We are one step closer to getting back our own police force. This is a welcome development, but it isn’t going to happen tomorrow. The Town of Brome Lake agreed to go forward with a special request to the National Assembly which would join the police forces of Bromont. There are substantial benefits to this: a savings of $400,000 a year, plus extra revenue from tickets issued on all roads in the Town boundaries.
As things stand now, if the SQ gives a ticket on a numbered highway, the revenue goes to the provincial government; money from tickets issued on secondary roads goes to the town.
If we were to have a joint police force with Bromont,all revenue from tickets issued on routes 104, 139, 215 and 243 within the town of Brome Lake would go to the town. That would go a long way to reducing police costs, which already would be significantly lower.

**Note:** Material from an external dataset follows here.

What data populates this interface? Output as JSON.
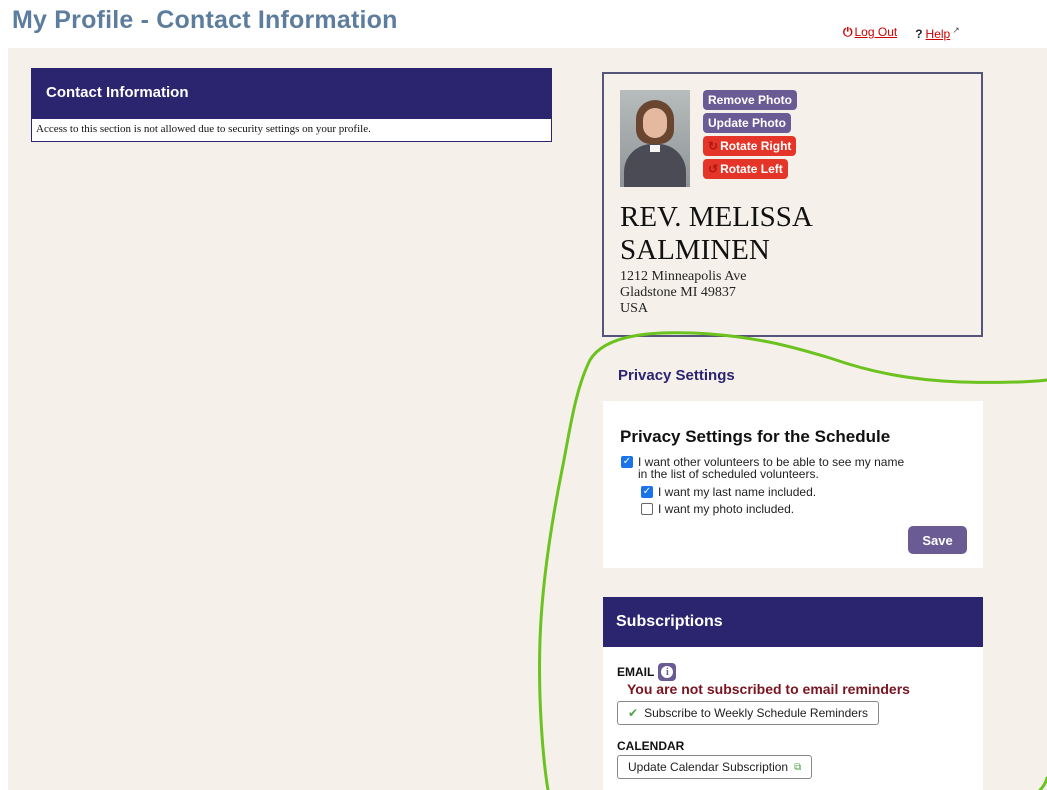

There is already grumbling that there would be more tickets for speeding and other traffic offences, as there are now in the Town of Bromont. One can hardly criticize the police for doing their job. Few people speed on Bromont roads because of vigilant police patrols. We should welcome the same degree of safety here, as well an increased presence on secondary roads.
There is going to be a delay in bringing all this about, and it is out of our hands. The Quebec Government’s Justice file is crowded with legislation to deal with the long gun registry; the age for marijuana use; and appointing a new director of the SQ. That means the request for the change to the Police Act will have to wait until the fall session, though Mayor Richard Burcombe says there may be another way to bring about this welcome change. We can only hope it is done as soon as possible so the Town of Brome Lake can enjoy reduced costs, safer roads, and better police service overall.